**About this task:**
The records below need to be repeated exactly, though not their pictures.
----- Input for this task -----
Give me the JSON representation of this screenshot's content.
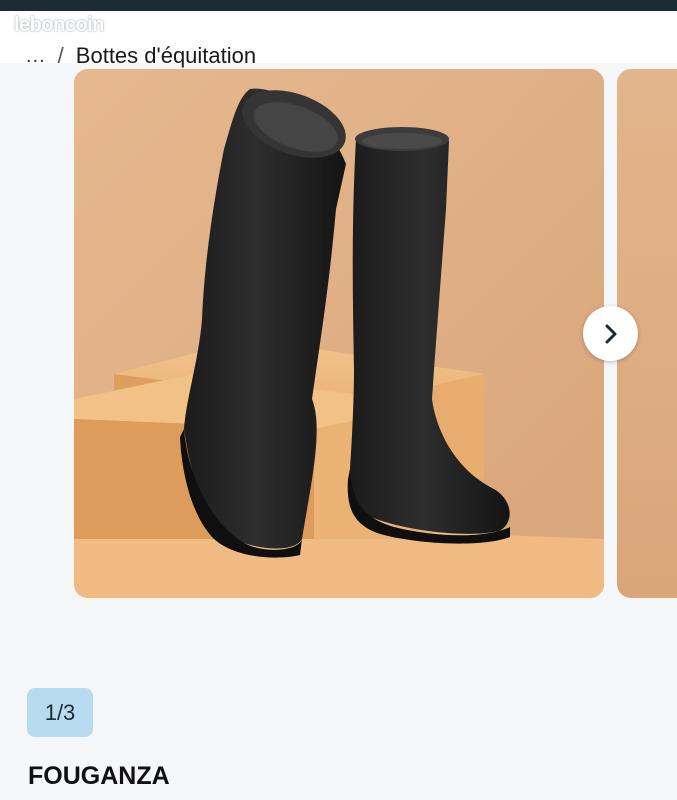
{
  "watermark": "leboncoin",
  "breadcrumb": {
    "more": "...",
    "separator": "/",
    "current": "Bottes d'équitation"
  },
  "gallery": {
    "counter": "1/3",
    "next_icon": "chevron-right-icon",
    "photo_subject": "black riding boots on orange blocks"
  },
  "ad": {
    "brand": "FOUGANZA"
  },
  "colors": {
    "topbar": "#1c2a33",
    "counter_bg": "#b7dcef",
    "photo_bg": "#e2b48b"
  }
}
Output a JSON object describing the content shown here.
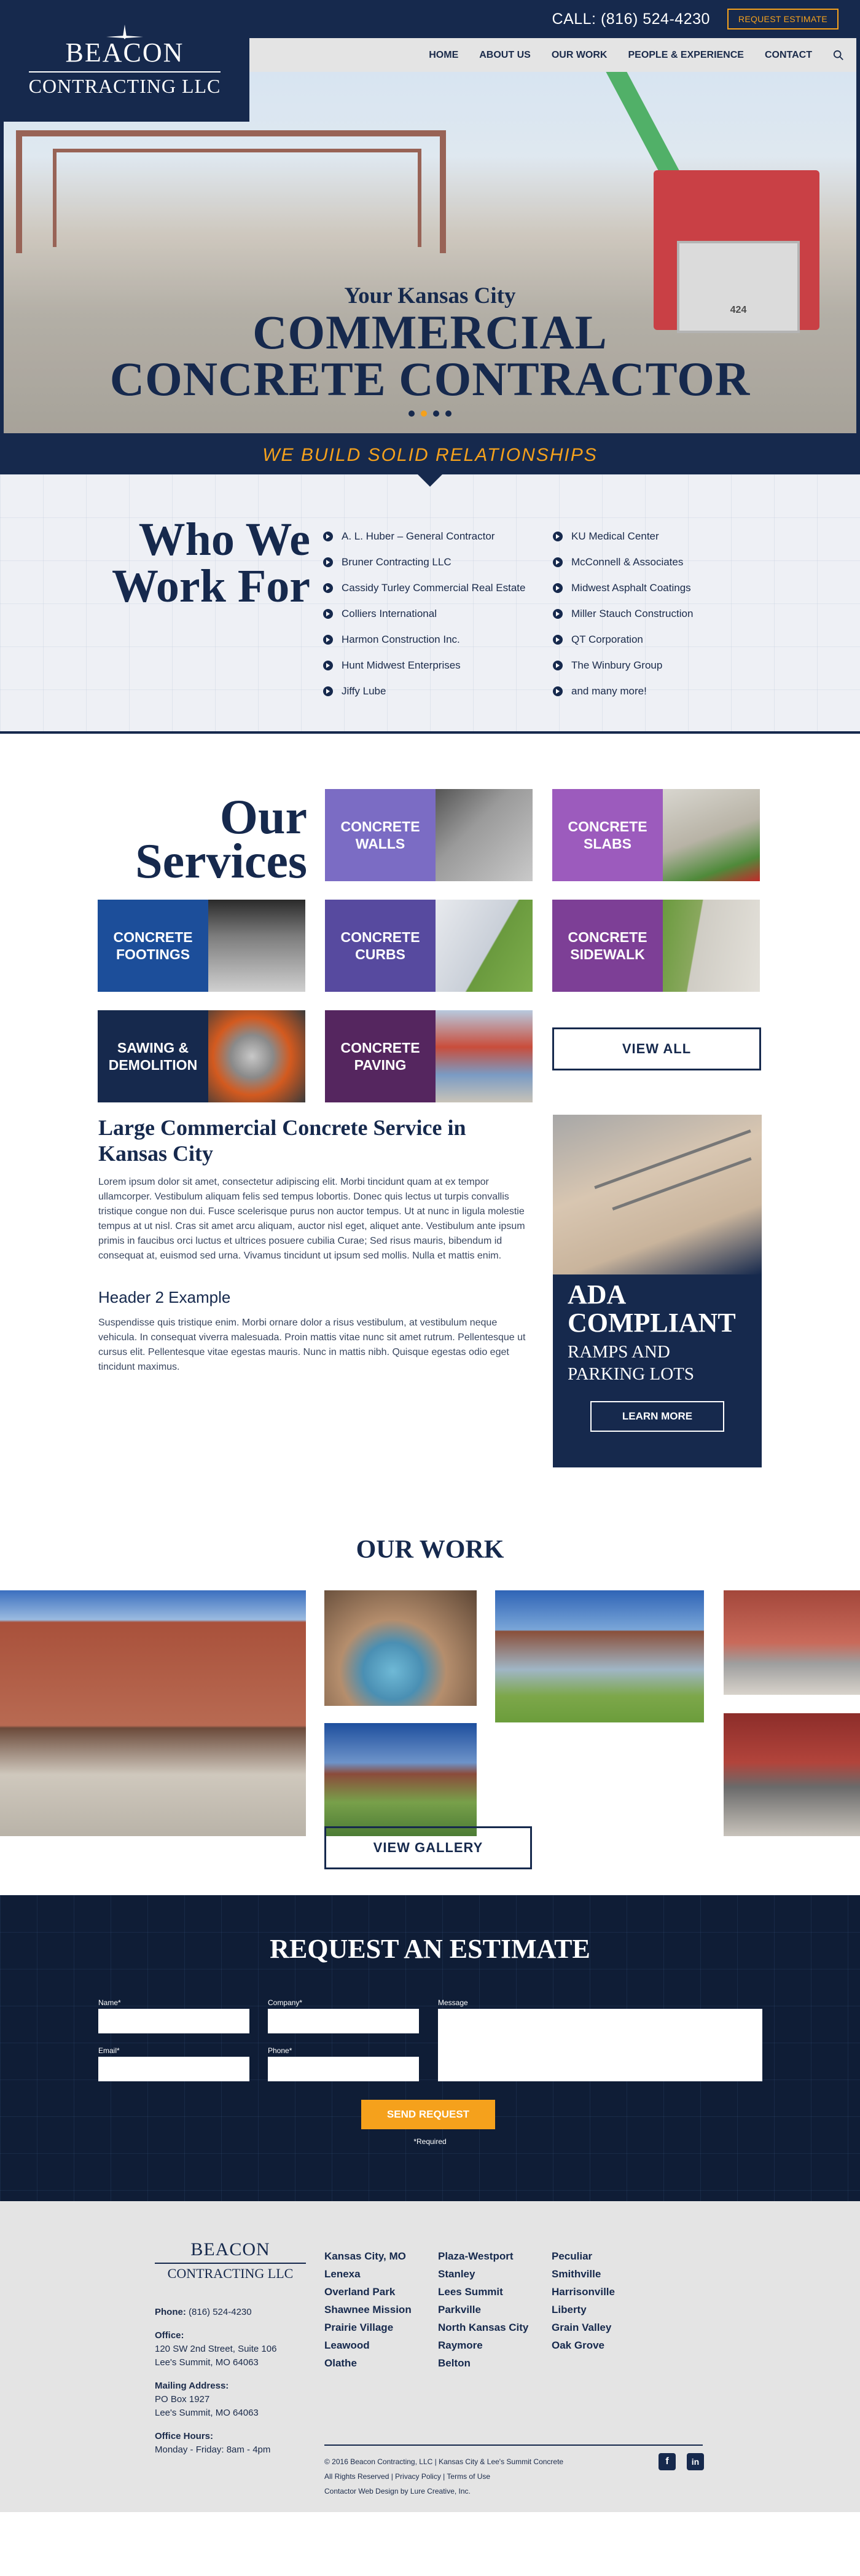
{
  "header": {
    "call": "CALL: (816) 524-4230",
    "request_button": "REQUEST ESTIMATE",
    "logo_line1": "BEACON",
    "logo_line2": "CONTRACTING LLC",
    "nav": [
      "HOME",
      "ABOUT US",
      "OUR WORK",
      "PEOPLE & EXPERIENCE",
      "CONTACT"
    ]
  },
  "hero": {
    "subtitle": "Your Kansas City",
    "title_line1": "COMMERCIAL",
    "title_line2": "CONCRETE CONTRACTOR",
    "slides": 4,
    "active_slide": 2,
    "truck_number": "424",
    "tagline": "WE BUILD SOLID RELATIONSHIPS"
  },
  "who": {
    "title_line1": "Who We",
    "title_line2": "Work For",
    "col1": [
      "A. L. Huber – General Contractor",
      "Bruner Contracting LLC",
      "Cassidy Turley Commercial Real Estate",
      "Colliers International",
      "Harmon Construction Inc.",
      "Hunt Midwest Enterprises",
      "Jiffy Lube"
    ],
    "col2": [
      "KU Medical Center",
      "McConnell & Associates",
      "Midwest Asphalt Coatings",
      "Miller Stauch Construction",
      "QT Corporation",
      "The Winbury Group",
      "and many more!"
    ]
  },
  "services": {
    "title_line1": "Our",
    "title_line2": "Services",
    "tiles": [
      {
        "label": "CONCRETE WALLS",
        "color": "#7b6cc4"
      },
      {
        "label": "CONCRETE SLABS",
        "color": "#9c5bbd"
      },
      {
        "label": "CONCRETE FOOTINGS",
        "color": "#1c4e9a"
      },
      {
        "label": "CONCRETE CURBS",
        "color": "#574a9f"
      },
      {
        "label": "CONCRETE SIDEWALK",
        "color": "#7d3f96"
      },
      {
        "label": "SAWING & DEMOLITION",
        "color": "#16294d"
      },
      {
        "label": "CONCRETE PAVING",
        "color": "#55265f"
      }
    ],
    "view_all": "VIEW ALL"
  },
  "content": {
    "heading": "Large Commercial Concrete Service in Kansas City",
    "para1": "Lorem ipsum dolor sit amet, consectetur adipiscing elit. Morbi tincidunt quam at ex tempor ullamcorper. Vestibulum aliquam felis sed tempus lobortis. Donec quis lectus ut turpis convallis tristique congue non dui. Fusce scelerisque purus non auctor tempus. Ut at nunc in ligula molestie tempus at ut nisl. Cras sit amet arcu aliquam, auctor nisl eget, aliquet ante. Vestibulum ante ipsum primis in faucibus orci luctus et ultrices posuere cubilia Curae; Sed risus mauris, bibendum id consequat at, euismod sed urna. Vivamus tincidunt ut ipsum sed mollis. Nulla et mattis enim.",
    "heading2": "Header 2 Example",
    "para2": "Suspendisse quis tristique enim. Morbi ornare dolor a risus vestibulum, at vestibulum neque vehicula. In consequat viverra malesuada. Proin mattis vitae nunc sit amet rutrum. Pellentesque ut cursus elit. Pellentesque vitae egestas mauris. Nunc in mattis nibh. Quisque egestas odio eget tincidunt maximus.",
    "ada_title_line1": "ADA",
    "ada_title_line2": "COMPLIANT",
    "ada_sub_line1": "RAMPS AND",
    "ada_sub_line2": "PARKING LOTS",
    "ada_button": "LEARN MORE"
  },
  "work": {
    "title": "OUR WORK",
    "gallery_button": "VIEW GALLERY"
  },
  "estimate": {
    "title": "REQUEST AN ESTIMATE",
    "name_label": "Name*",
    "company_label": "Company*",
    "message_label": "Message",
    "email_label": "Email*",
    "phone_label": "Phone*",
    "send_button": "SEND REQUEST",
    "required_note": "*Required"
  },
  "footer": {
    "logo_line1": "BEACON",
    "logo_line2": "CONTRACTING LLC",
    "phone_label": "Phone:",
    "phone": "(816) 524-4230",
    "office_label": "Office:",
    "office_line1": "120 SW 2nd Street, Suite 106",
    "office_line2": "Lee's Summit, MO 64063",
    "mailing_label": "Mailing Address:",
    "mailing_line1": "PO Box 1927",
    "mailing_line2": "Lee's Summit, MO 64063",
    "hours_label": "Office Hours:",
    "hours": "Monday - Friday: 8am - 4pm",
    "cities_col1": [
      "Kansas City, MO",
      "Lenexa",
      "Overland Park",
      "Shawnee Mission",
      "Prairie Village",
      "Leawood",
      "Olathe"
    ],
    "cities_col2": [
      "Plaza-Westport",
      "Stanley",
      "Lees Summit",
      "Parkville",
      "North Kansas City",
      "Raymore",
      "Belton"
    ],
    "cities_col3": [
      "Peculiar",
      "Smithville",
      "Harrisonville",
      "Liberty",
      "Grain Valley",
      "Oak Grove"
    ],
    "legal_line1": "© 2016 Beacon Contracting, LLC | Kansas City & Lee's Summit Concrete",
    "legal_line2": "All Rights Reserved | Privacy Policy | Terms of Use",
    "legal_line3": "Contactor Web Design by Lure Creative, Inc.",
    "facebook_glyph": "f",
    "linkedin_glyph": "in"
  }
}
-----
**Answer section:**
Give me the JSON representation of this screenshot's content.
{
  "watermark": "leboncoin",
  "breadcrumb": {
    "more": "...",
    "separator": "/",
    "current": "Bottes d'équitation"
  },
  "gallery": {
    "counter": "1/3",
    "next_icon": "chevron-right-icon",
    "photo_subject": "black riding boots on orange blocks"
  },
  "ad": {
    "brand": "FOUGANZA"
  },
  "colors": {
    "topbar": "#1c2a33",
    "counter_bg": "#b7dcef",
    "photo_bg": "#e2b48b"
  }
}
Output a JSON object describing the content shown here.
{
  "header": {
    "call": "CALL: (816) 524-4230",
    "request_button": "REQUEST ESTIMATE",
    "logo_line1": "BEACON",
    "logo_line2": "CONTRACTING LLC",
    "nav": [
      "HOME",
      "ABOUT US",
      "OUR WORK",
      "PEOPLE & EXPERIENCE",
      "CONTACT"
    ]
  },
  "hero": {
    "subtitle": "Your Kansas City",
    "title_line1": "COMMERCIAL",
    "title_line2": "CONCRETE CONTRACTOR",
    "slides": 4,
    "active_slide": 2,
    "truck_number": "424",
    "tagline": "WE BUILD SOLID RELATIONSHIPS"
  },
  "who": {
    "title_line1": "Who We",
    "title_line2": "Work For",
    "col1": [
      "A. L. Huber – General Contractor",
      "Bruner Contracting LLC",
      "Cassidy Turley Commercial Real Estate",
      "Colliers International",
      "Harmon Construction Inc.",
      "Hunt Midwest Enterprises",
      "Jiffy Lube"
    ],
    "col2": [
      "KU Medical Center",
      "McConnell & Associates",
      "Midwest Asphalt Coatings",
      "Miller Stauch Construction",
      "QT Corporation",
      "The Winbury Group",
      "and many more!"
    ]
  },
  "services": {
    "title_line1": "Our",
    "title_line2": "Services",
    "tiles": [
      {
        "label": "CONCRETE WALLS",
        "color": "#7b6cc4"
      },
      {
        "label": "CONCRETE SLABS",
        "color": "#9c5bbd"
      },
      {
        "label": "CONCRETE FOOTINGS",
        "color": "#1c4e9a"
      },
      {
        "label": "CONCRETE CURBS",
        "color": "#574a9f"
      },
      {
        "label": "CONCRETE SIDEWALK",
        "color": "#7d3f96"
      },
      {
        "label": "SAWING & DEMOLITION",
        "color": "#16294d"
      },
      {
        "label": "CONCRETE PAVING",
        "color": "#55265f"
      }
    ],
    "view_all": "VIEW ALL"
  },
  "content": {
    "heading": "Large Commercial Concrete Service in Kansas City",
    "para1": "Lorem ipsum dolor sit amet, consectetur adipiscing elit. Morbi tincidunt quam at ex tempor ullamcorper. Vestibulum aliquam felis sed tempus lobortis. Donec quis lectus ut turpis convallis tristique congue non dui. Fusce scelerisque purus non auctor tempus. Ut at nunc in ligula molestie tempus at ut nisl. Cras sit amet arcu aliquam, auctor nisl eget, aliquet ante. Vestibulum ante ipsum primis in faucibus orci luctus et ultrices posuere cubilia Curae; Sed risus mauris, bibendum id consequat at, euismod sed urna. Vivamus tincidunt ut ipsum sed mollis. Nulla et mattis enim.",
    "heading2": "Header 2 Example",
    "para2": "Suspendisse quis tristique enim. Morbi ornare dolor a risus vestibulum, at vestibulum neque vehicula. In consequat viverra malesuada. Proin mattis vitae nunc sit amet rutrum. Pellentesque ut cursus elit. Pellentesque vitae egestas mauris. Nunc in mattis nibh. Quisque egestas odio eget tincidunt maximus.",
    "ada_title_line1": "ADA",
    "ada_title_line2": "COMPLIANT",
    "ada_sub_line1": "RAMPS AND",
    "ada_sub_line2": "PARKING LOTS",
    "ada_button": "LEARN MORE"
  },
  "work": {
    "title": "OUR WORK",
    "gallery_button": "VIEW GALLERY"
  },
  "estimate": {
    "title": "REQUEST AN ESTIMATE",
    "name_label": "Name*",
    "company_label": "Company*",
    "message_label": "Message",
    "email_label": "Email*",
    "phone_label": "Phone*",
    "send_button": "SEND REQUEST",
    "required_note": "*Required"
  },
  "footer": {
    "logo_line1": "BEACON",
    "logo_line2": "CONTRACTING LLC",
    "phone_label": "Phone:",
    "phone": "(816) 524-4230",
    "office_label": "Office:",
    "office_line1": "120 SW 2nd Street, Suite 106",
    "office_line2": "Lee's Summit, MO 64063",
    "mailing_label": "Mailing Address:",
    "mailing_line1": "PO Box 1927",
    "mailing_line2": "Lee's Summit, MO 64063",
    "hours_label": "Office Hours:",
    "hours": "Monday - Friday: 8am - 4pm",
    "cities_col1": [
      "Kansas City, MO",
      "Lenexa",
      "Overland Park",
      "Shawnee Mission",
      "Prairie Village",
      "Leawood",
      "Olathe"
    ],
    "cities_col2": [
      "Plaza-Westport",
      "Stanley",
      "Lees Summit",
      "Parkville",
      "North Kansas City",
      "Raymore",
      "Belton"
    ],
    "cities_col3": [
      "Peculiar",
      "Smithville",
      "Harrisonville",
      "Liberty",
      "Grain Valley",
      "Oak Grove"
    ],
    "legal_line1": "© 2016 Beacon Contracting, LLC | Kansas City & Lee's Summit Concrete",
    "legal_line2": "All Rights Reserved | Privacy Policy | Terms of Use",
    "legal_line3": "Contactor Web Design by Lure Creative, Inc.",
    "facebook_glyph": "f",
    "linkedin_glyph": "in"
  }
}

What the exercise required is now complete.